The candidate should have a “track record and demonstrated ability to provide executive leadership in a complex policing organization,” read the new posting.
The change made Taverner eligible to apply for the job, which he was ultimately awarded on Nov. 29.
Sal Badali of Odgers Berndtson, the head hunting agency that “supported” the commissioner selection process, said “eliminating the rank requirement was done to broaden the potential pool of applicants.”
“It turned out that over half the pool of applicants were not at the Deputy Chief level,” Badali said over email.
The premier’s office refused comment on the matter when reached by iPolitics, saying the selection process was managed by the “public service in its entirety.” The commissioner’s job is an Order-in-Council appointment, meaning it must be approved by provincial cabinet.
The premier’s office said requests for comment about Taverner’s appointment should be directed to the cabinet office, which reports to the premier. A request to explain who asked for the change in job requirements was not returned by deadline.
Taverner’s appointment — announced late Thursday — immediately raised eyebrows.

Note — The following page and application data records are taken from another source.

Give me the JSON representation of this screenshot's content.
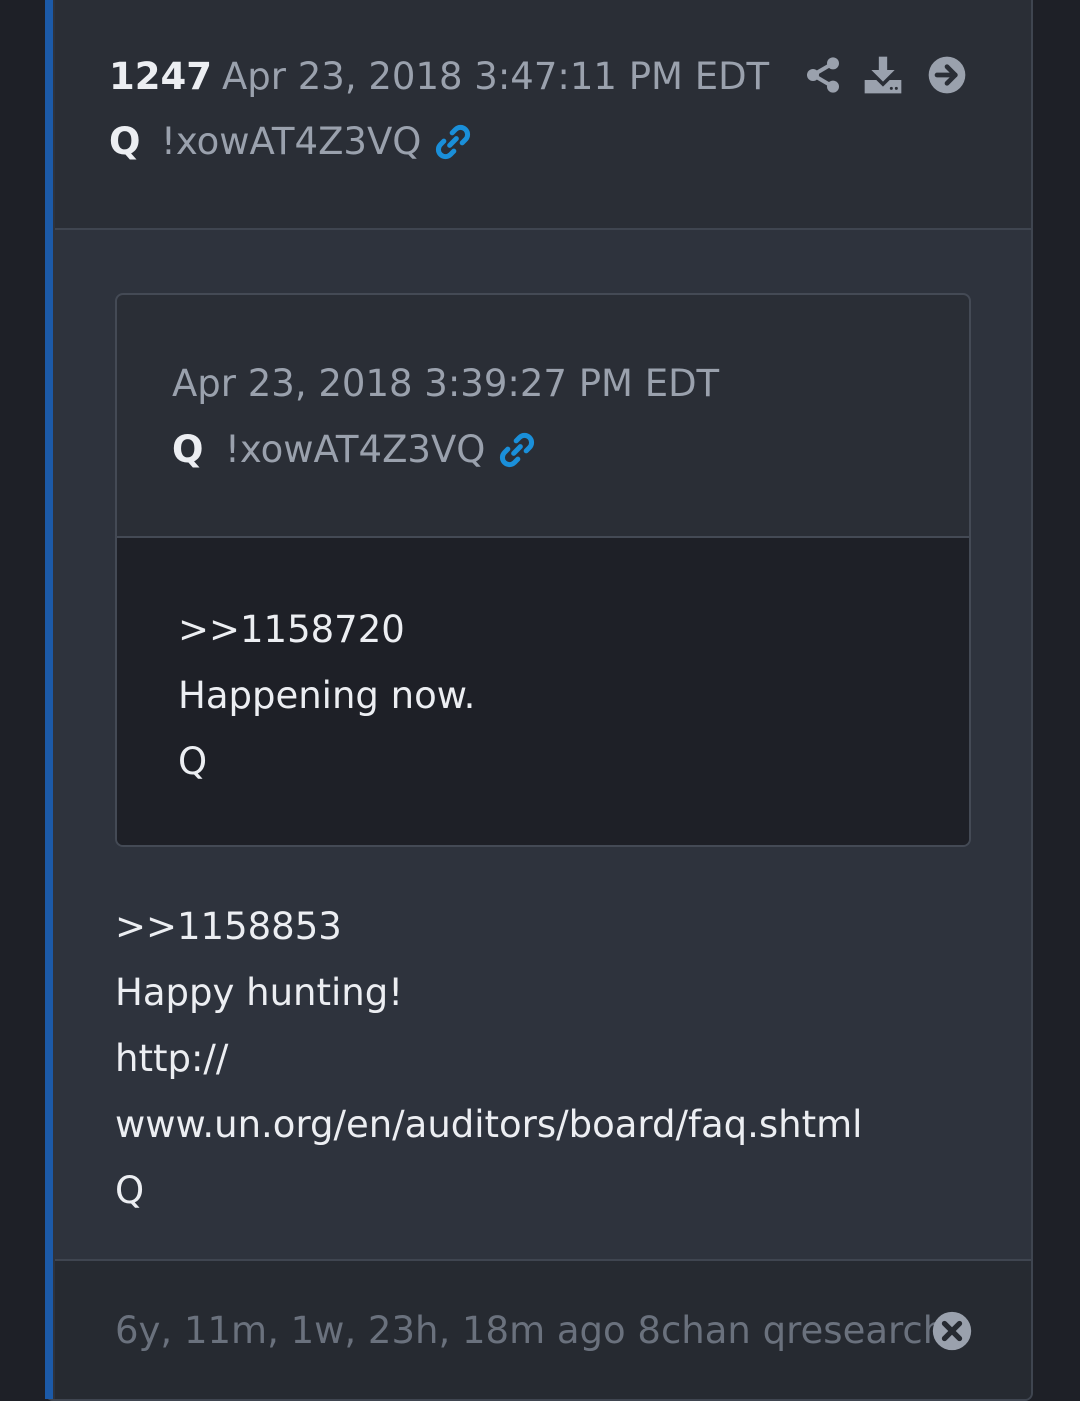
{
  "post": {
    "number": "1247",
    "timestamp": "Apr 23, 2018 3:47:11 PM EDT",
    "author": "Q",
    "tripcode": "!xowAT4Z3VQ",
    "icons": [
      "share-icon",
      "download-icon",
      "arrow-right-circle-icon",
      "link-icon"
    ]
  },
  "quoted": {
    "timestamp": "Apr 23, 2018 3:39:27 PM EDT",
    "author": "Q",
    "tripcode": "!xowAT4Z3VQ",
    "lines": [
      ">>1158720",
      "Happening now.",
      "Q"
    ]
  },
  "message": {
    "lines": [
      ">>1158853",
      "Happy hunting!",
      "http://",
      "www.un.org/en/auditors/board/faq.shtml",
      "Q"
    ]
  },
  "footer": {
    "text": "6y, 11m, 1w, 23h, 18m ago 8chan qresearch"
  },
  "colors": {
    "accent": "#1c5aa8",
    "link": "#1a8fd9"
  }
}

“The fix was in from Day 1,” former OPP commissioner Chris Lewis told CP24 on Thursday.
“The decision’s the premier’s,” Lewis said. “There’s old relationships there; we all know it, and I think it was a travesty that this occurred.
“And I don’t want to show any disrespect to Ron Taverner. He got the job, good for him. I don’t think it’s good for the OPP, and I don’t think it was a good decision on the part of government whatsoever.”

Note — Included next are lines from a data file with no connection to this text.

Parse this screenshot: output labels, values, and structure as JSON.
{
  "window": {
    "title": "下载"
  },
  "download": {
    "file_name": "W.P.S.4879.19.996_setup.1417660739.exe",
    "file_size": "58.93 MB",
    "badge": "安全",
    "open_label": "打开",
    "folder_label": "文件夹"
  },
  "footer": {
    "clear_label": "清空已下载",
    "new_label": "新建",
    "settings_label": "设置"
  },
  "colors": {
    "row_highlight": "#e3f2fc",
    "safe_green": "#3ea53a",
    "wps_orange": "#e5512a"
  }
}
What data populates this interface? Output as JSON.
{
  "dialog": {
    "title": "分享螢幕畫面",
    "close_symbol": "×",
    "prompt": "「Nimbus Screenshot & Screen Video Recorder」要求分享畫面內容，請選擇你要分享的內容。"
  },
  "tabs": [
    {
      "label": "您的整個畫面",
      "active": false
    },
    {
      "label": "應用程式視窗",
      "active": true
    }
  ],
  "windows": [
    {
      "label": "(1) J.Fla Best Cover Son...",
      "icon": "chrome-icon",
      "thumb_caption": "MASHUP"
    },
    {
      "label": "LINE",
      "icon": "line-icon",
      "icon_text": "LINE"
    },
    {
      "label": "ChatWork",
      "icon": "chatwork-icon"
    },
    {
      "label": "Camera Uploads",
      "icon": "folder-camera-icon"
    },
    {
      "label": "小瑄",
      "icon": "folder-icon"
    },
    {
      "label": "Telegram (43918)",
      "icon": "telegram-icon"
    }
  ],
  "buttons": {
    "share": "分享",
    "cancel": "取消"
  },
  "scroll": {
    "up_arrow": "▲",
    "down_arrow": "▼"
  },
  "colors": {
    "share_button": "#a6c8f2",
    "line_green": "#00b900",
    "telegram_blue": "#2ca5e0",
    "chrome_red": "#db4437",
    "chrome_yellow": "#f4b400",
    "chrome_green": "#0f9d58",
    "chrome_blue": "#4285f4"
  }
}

The opposition seized on the appointment during question period Monday, calling on the Progressive Conservatives to explain how Taverner was chosen.
“The choice was made by an independent commissioner, and it was approved by cabinet on Thursday,” Community Safety Minister Sylvia Jones said in response.
That wasn’t good enough for NDP Leader Andrea Horwath, who told reporters early Monday that she thinks Lewis’s concerns are legitimate.
“Come clean and outline — particularly and specifically — what the process was,” Horwath said. “Let’s figure out why the process left us with a candidate that leaves so many people scratching their heads.”
Taverner has served in the Toronto Police Service since 1967. As superintendent, he is the unit commander for three divisions that overlap with Ford’s home community of Etobicoke.
With his new job — which he will start Dec. 17 — Taverner will leapfrog over the OPP ranks of chief superintendent and deputy commissioner to become commissioner.
Asked about the multiple promotions in rank early Monday, Jones said, “We are looking for someone that understands front line officers, that understands the challenges that are there and the hiring process saw that clearly.”
The promotion means Taverner will go from being responsible for more than 700 uniformed officers and civilian staff to approximately 8,000 uniformed officers and civilian employees.
Jones told reporters that 27 people applied for the job and 15 of them were interviewed.
In its Thursday press release, the government said Taverner’s appointment was unanimously recommended by a “selection committee comprised exclusively of members of the Ontario Public Service and supported by Odgers Berndtson.”
In spite of Ford and Taverner’s personal relationship, Jones said she can “absolutely” guarantee that there will be a separation between the premier’s office and the commissioner.
However, Horwath told reporters she’s skeptical any separation will be maintained because she said Ford’s office has previously tried to direct police operations. In November, the Toronto Star reported that Ford’s chief of staff asked senior officials to ask police to raid illegal dispensaries on the day cannabis was legalized.
“We’ve already seen, as you know, a government that doesn’t understand that that’s not supposed to happen,” Horwath said.
The Ford government is already facing questions over its involvement in appointments in the electricity sector.
Ford’s chief of staff, Dean French, was accused of interfering with hiring at Ontario Power Generation last month. He reportedly asked the provincial Crown corporation to fire Alykhan Velshi, who held a key post in the office of former PC leader Patrick Brown, according to reporting by the Globe and Mail.
And last week, the Globe and Mail reported that the premier’s office is in a standoff with Hydro One over the selection of its next CEO.